Old Chatham Ranch
www.oldchathamranch.com

Olio Bello d’Olivo
belloolio@hughes.net
www.belloolio.com

Olio Nuevo
www.olionuevo.com

Olivas de Oro
email@olivasdeoro.com
www.olivasdeoro.com

Olive Hill Farm
805-688-3700
olivehillfarm@aol.com
olivehilloil.com

Oliveto del Vecchio
www.olivetodelvecchio.com

Olivina
www.theolivina.com

The Olive Press
www.theolivepress.com

Olive U Oil
peggy@oliveuoil.com
www.oliveuoil.com

Owens Creek
www.owenscreekcompany.com

Pacific Sun Farms
www.pacificsunoliveoil.com

Panacea Farms
www.panaceafarms.com

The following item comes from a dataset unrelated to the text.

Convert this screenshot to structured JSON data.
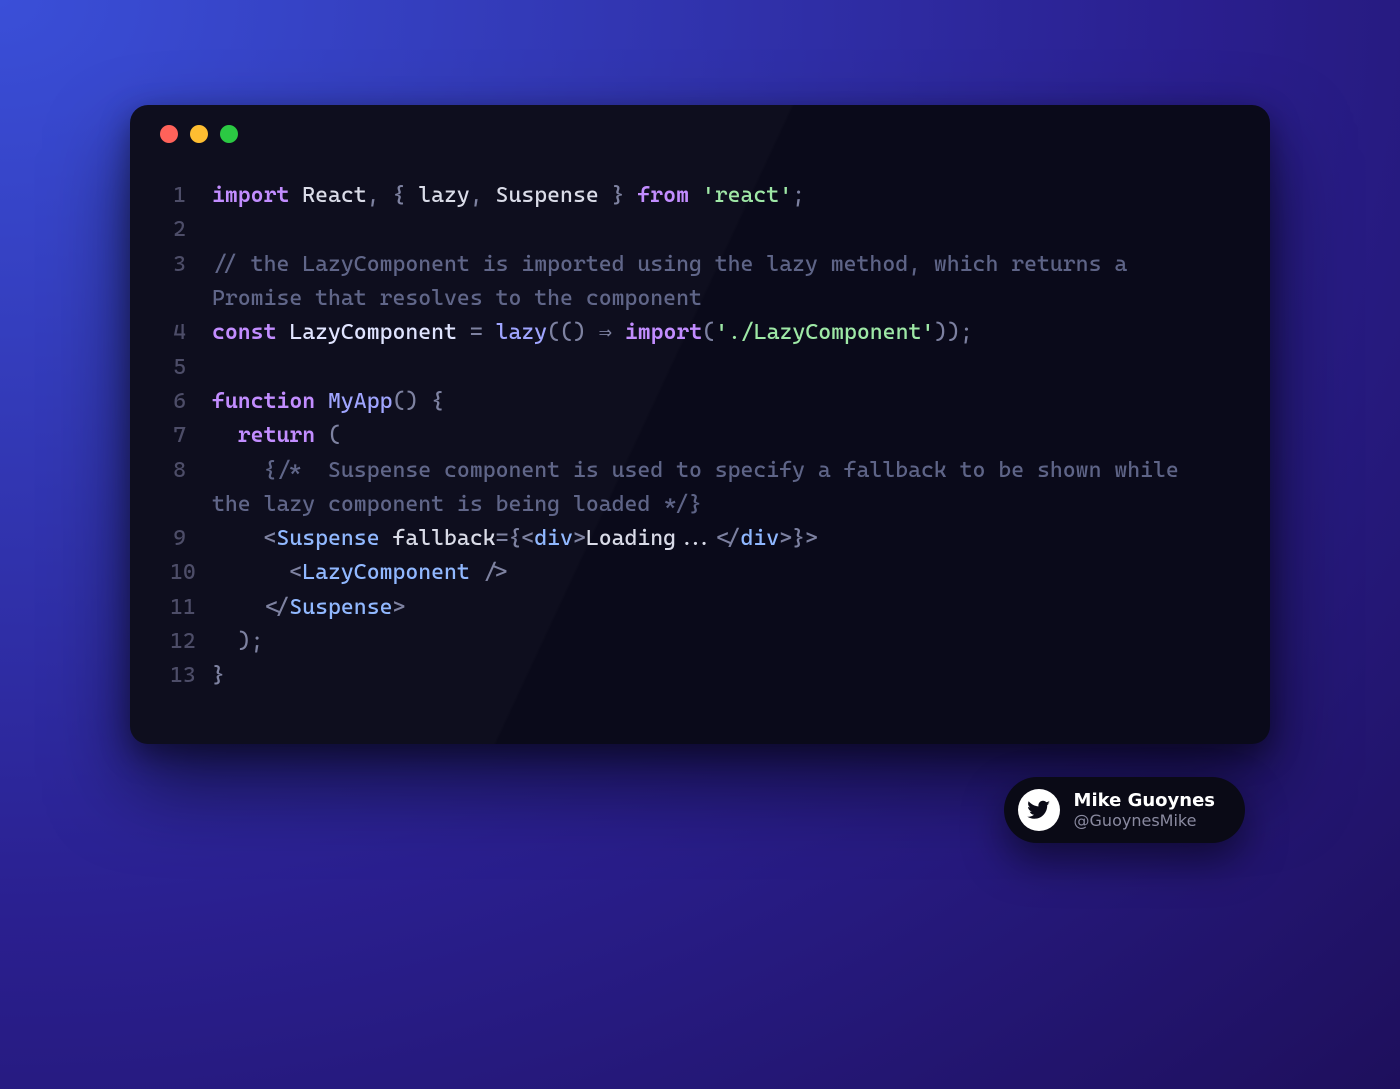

Pasolivo Olive Oil
info@pasolivo.com
www.pasolivo.com

PasoGold
www.oliveoilfarmer.com

Pine Mountain Olive Farm
831-465-9027

Preston Vineyards
www.prestonvineyards.com

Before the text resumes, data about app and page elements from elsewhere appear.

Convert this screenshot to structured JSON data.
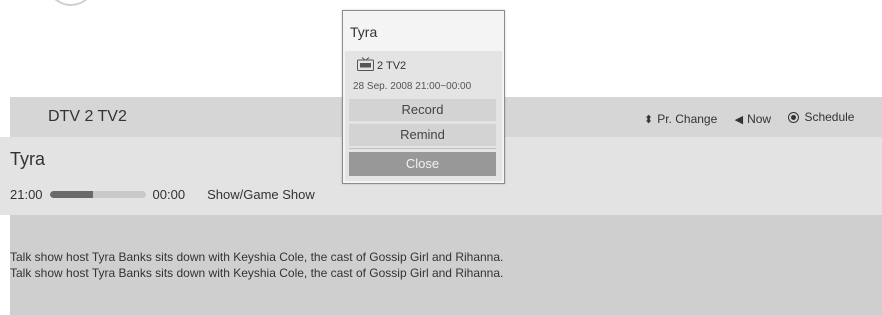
{
  "channel": {
    "name": "DTV 2  TV2"
  },
  "hints": [
    {
      "icon": "updown-arrow-icon",
      "glyph": "⬍",
      "label": "Pr. Change"
    },
    {
      "icon": "left-triangle-icon",
      "glyph": "◀",
      "label": "Now"
    },
    {
      "icon": "radio-button-icon",
      "glyph": "",
      "label": "Schedule"
    }
  ],
  "program": {
    "title": "Tyra",
    "start": "21:00",
    "end": "00:00",
    "progress": 0.45,
    "genre": "Show/Game Show",
    "description_lines": [
      "Talk show host Tyra Banks sits down with Keyshia Cole, the cast of Gossip Girl and Rihanna.",
      "Talk show host Tyra Banks sits down with Keyshia Cole, the cast of Gossip Girl and Rihanna."
    ]
  },
  "popup": {
    "title": "Tyra",
    "channel_icon": "tv-icon",
    "channel": "2 TV2",
    "datetime": "28 Sep. 2008 21:00~00:00",
    "record_label": "Record",
    "remind_label": "Remind",
    "close_label": "Close"
  }
}
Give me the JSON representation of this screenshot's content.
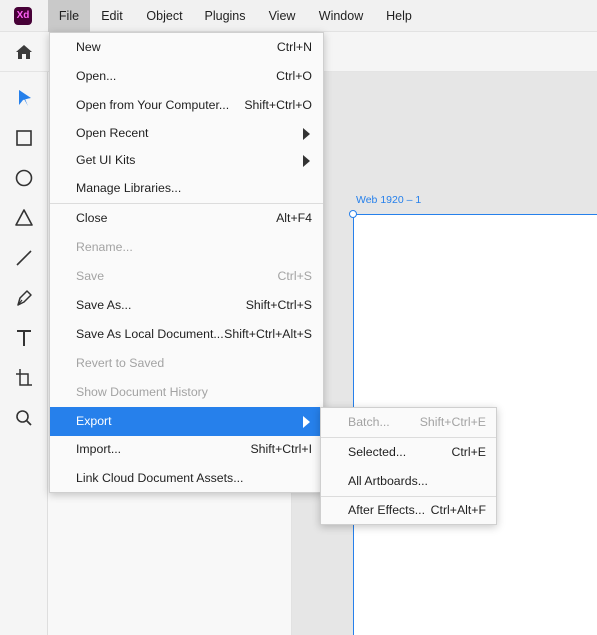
{
  "app": {
    "logo_text": "Xd",
    "brand_color": "#470137",
    "accent": "#2680eb"
  },
  "menubar": {
    "items": [
      {
        "label": "File"
      },
      {
        "label": "Edit"
      },
      {
        "label": "Object"
      },
      {
        "label": "Plugins"
      },
      {
        "label": "View"
      },
      {
        "label": "Window"
      },
      {
        "label": "Help"
      }
    ],
    "active": "File"
  },
  "toolbar": {
    "home_icon": "home-icon"
  },
  "tools": [
    "select-arrow-icon",
    "rectangle-icon",
    "ellipse-icon",
    "triangle-icon",
    "line-icon",
    "pen-icon",
    "text-icon",
    "artboard-icon",
    "zoom-icon"
  ],
  "canvas": {
    "artboard_label": "Web 1920 – 1"
  },
  "file_menu": {
    "items": [
      {
        "label": "New",
        "shortcut": "Ctrl+N"
      },
      {
        "label": "Open...",
        "shortcut": "Ctrl+O"
      },
      {
        "label": "Open from Your Computer...",
        "shortcut": "Shift+Ctrl+O"
      },
      {
        "label": "Open Recent",
        "submenu": true
      },
      {
        "label": "Get UI Kits",
        "submenu": true
      },
      {
        "label": "Manage Libraries..."
      },
      {
        "label": "Close",
        "shortcut": "Alt+F4"
      },
      {
        "label": "Rename...",
        "disabled": true
      },
      {
        "label": "Save",
        "shortcut": "Ctrl+S",
        "disabled": true
      },
      {
        "label": "Save As...",
        "shortcut": "Shift+Ctrl+S"
      },
      {
        "label": "Save As Local Document...",
        "shortcut": "Shift+Ctrl+Alt+S"
      },
      {
        "label": "Revert to Saved",
        "disabled": true
      },
      {
        "label": "Show Document History",
        "disabled": true
      },
      {
        "label": "Export",
        "submenu": true,
        "highlighted": true
      },
      {
        "label": "Import...",
        "shortcut": "Shift+Ctrl+I"
      },
      {
        "label": "Link Cloud Document Assets..."
      }
    ]
  },
  "export_menu": {
    "items": [
      {
        "label": "Batch...",
        "shortcut": "Shift+Ctrl+E",
        "disabled": true
      },
      {
        "label": "Selected...",
        "shortcut": "Ctrl+E"
      },
      {
        "label": "All Artboards..."
      },
      {
        "label": "After Effects...",
        "shortcut": "Ctrl+Alt+F"
      }
    ]
  }
}
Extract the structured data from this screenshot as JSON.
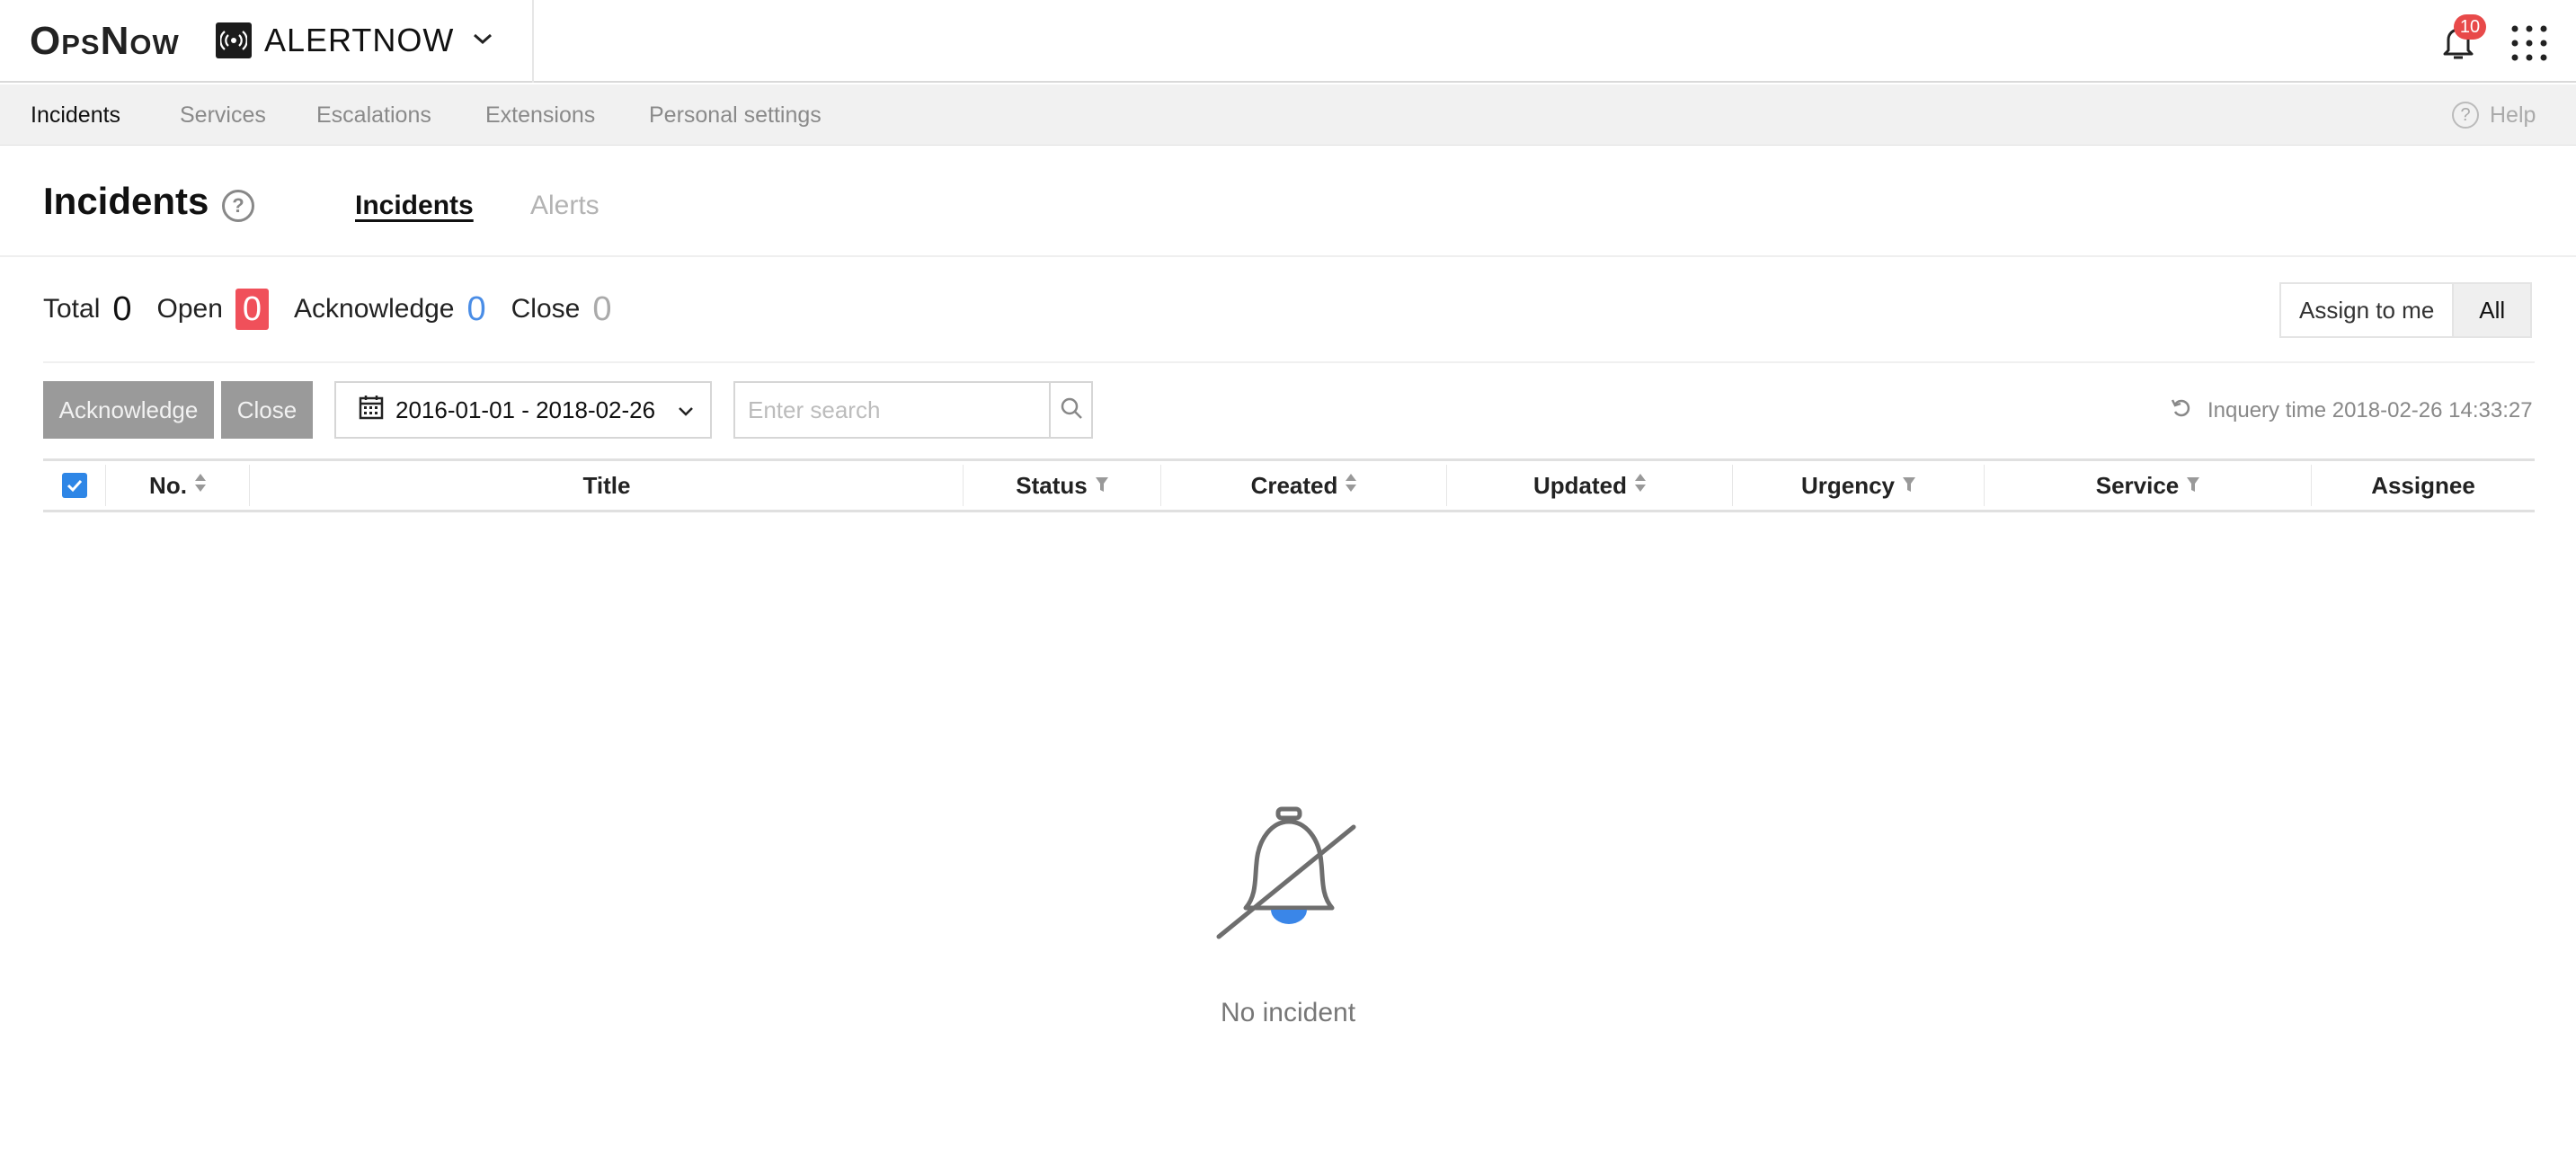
{
  "topbar": {
    "brand": "OpsNow",
    "product": "ALERTNOW",
    "notifications_count": "10"
  },
  "nav": {
    "items": [
      {
        "label": "Incidents"
      },
      {
        "label": "Services"
      },
      {
        "label": "Escalations"
      },
      {
        "label": "Extensions"
      },
      {
        "label": "Personal settings"
      }
    ],
    "help": "Help"
  },
  "page": {
    "title": "Incidents",
    "tabs": [
      {
        "label": "Incidents",
        "active": true
      },
      {
        "label": "Alerts",
        "active": false
      }
    ]
  },
  "counts": {
    "total_label": "Total",
    "total": "0",
    "open_label": "Open",
    "open": "0",
    "ack_label": "Acknowledge",
    "ack": "0",
    "close_label": "Close",
    "close": "0"
  },
  "filter": {
    "assign_to_me": "Assign to me",
    "all": "All"
  },
  "toolbar": {
    "acknowledge": "Acknowledge",
    "close": "Close",
    "date_range": "2016-01-01 - 2018-02-26",
    "search_placeholder": "Enter search",
    "inquery_time": "Inquery time 2018-02-26 14:33:27"
  },
  "table": {
    "columns": [
      "No.",
      "Title",
      "Status",
      "Created",
      "Updated",
      "Urgency",
      "Service",
      "Assignee"
    ],
    "rows": []
  },
  "empty": {
    "message": "No incident"
  },
  "colors": {
    "accent_blue": "#2e86e6",
    "open_red": "#f0505a",
    "ack_blue": "#4a8de6",
    "badge_red": "#e84a4a"
  }
}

Prince Olive Estancia
www.princeolive.com

Rancho del Cielo Malibu
310-457-4699

Regency Olive Ranch
www.regencyoliveranch.com

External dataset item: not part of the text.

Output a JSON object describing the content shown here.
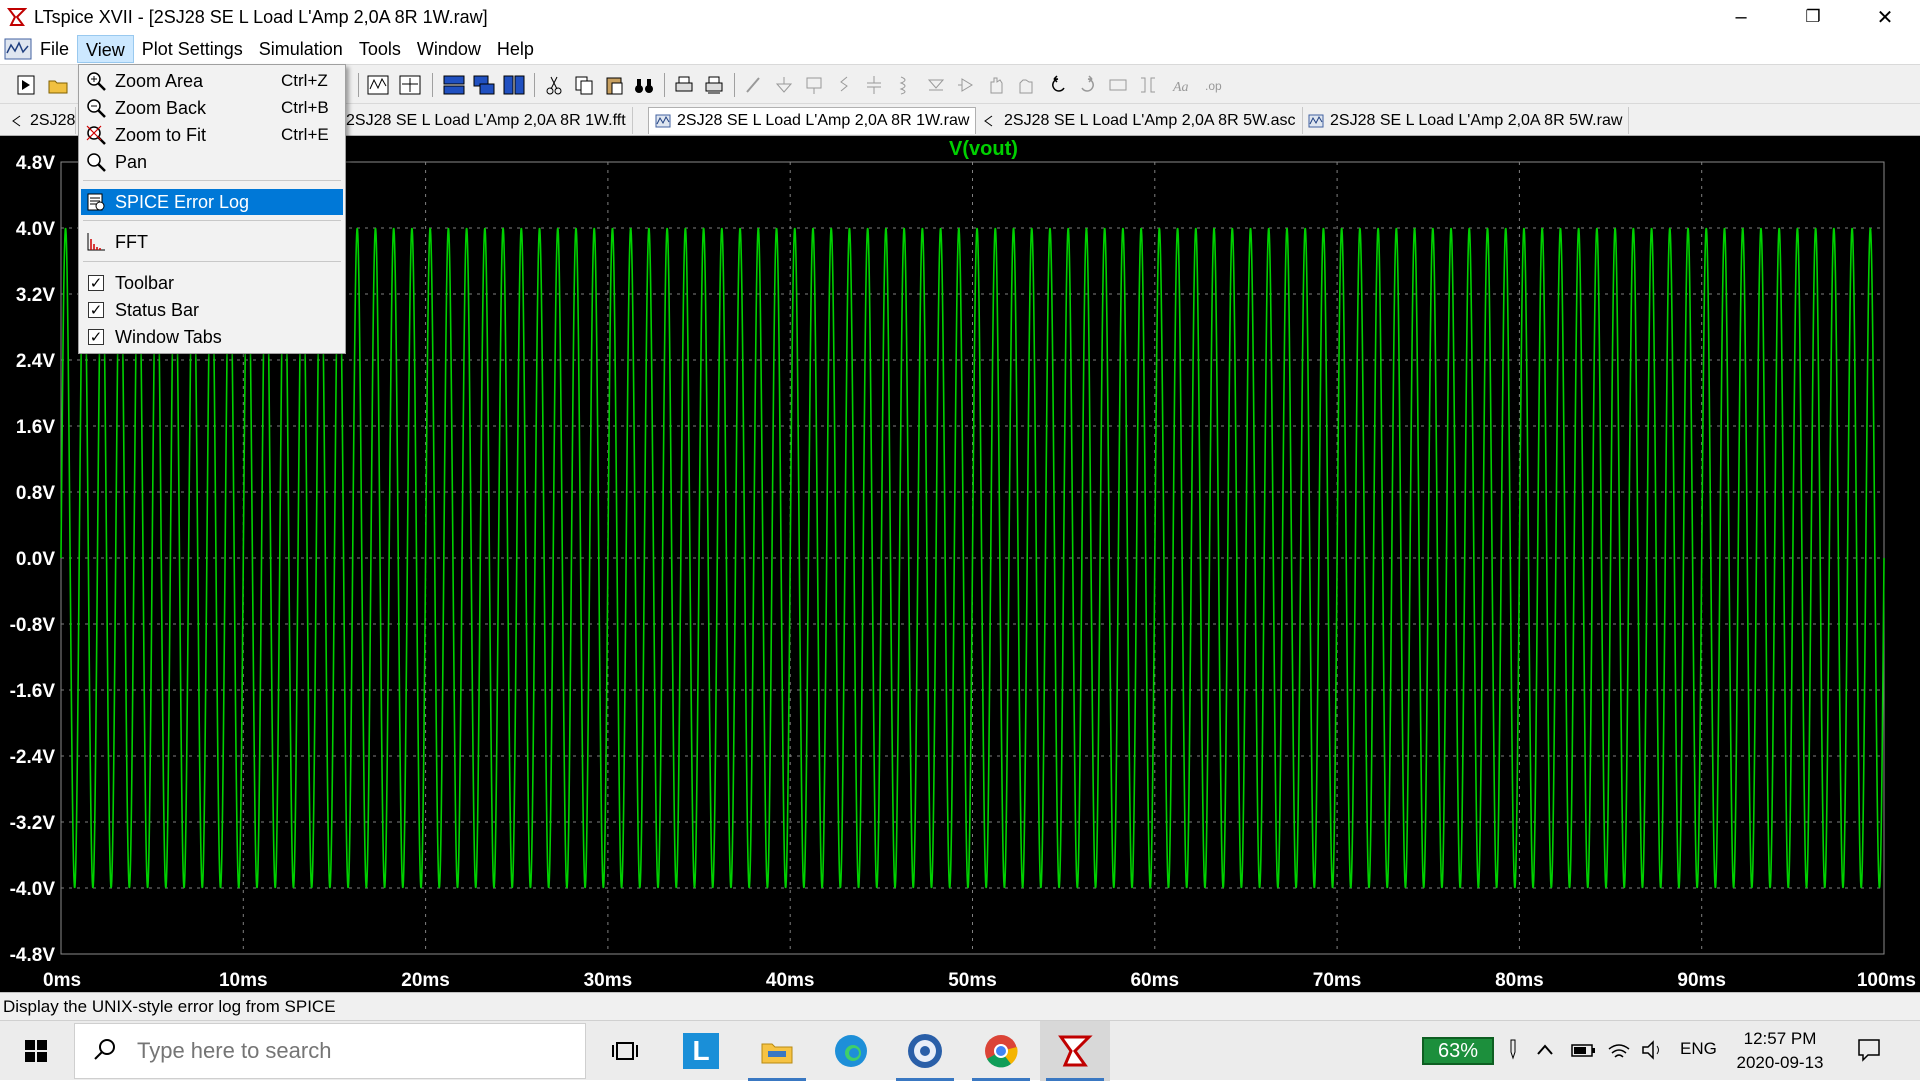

Roanti Ranch

Robbins Family Farm
805-544-4077
sales@robbinsfamilyfarm.com robbinsfamilyfarm.com

Roccia Viva
www.rocciavivaoliveoil.com

Round Pound Estate
888-302-2575
roundpond@roundpond.com
www.roundpond.com

S & G Estate

Salute! of California
www.saluteofcalifornia.com

Schmidt Olive Ranch
lmgrschmidt@comcast.net

Sisar Creek
www.ojaioil.com

Sister Julie’s Organic Olive Oil
www.starcross.org

Sky Ranch

Stonehouse California Olive Oil
www.stonehouseoliveoil.com

Suncoast Organic
suncoastorganicfarm@hughes.net

Sunset Olive Grove
www.sunsetolivegrove.com
my_olive_oil@yahoo.com

Sutter Buttes Olive Ranch
www.sutterbuttesoliveranch.com

Tablas Creek Organic
805-237-1231
www.tablascreek.com

Talcott Olive Oil
707-224-2492
info@TalcottOliveOil.com
www.talcottoliveoil.com

Tallgrass Ranch
tallgrass@hughes.net

Terra Bella Vista Estate
dmwebb13@yahoo.com www.tbvevoliveoil.com/

Terrace Hill Olive Company
www.terracehilloliveco.com

Tiber Canyon Ranch
www.tibercanyon.com info@tibercanyon.com

Tres Osos Olive Oil

Val di Luna Farms
valdilunafarms@yahoo.com

Villa Paradiso
info@milagrosoliveadvisor.com

Wente family Estates
www.wentevineyards.com

Windrock Estates
www.allmanward.com/WindrockEstates.htm

Winterhill Estate
www.winterhillfarms.com

May the sun shine through your branches.

www.olivecrazy.com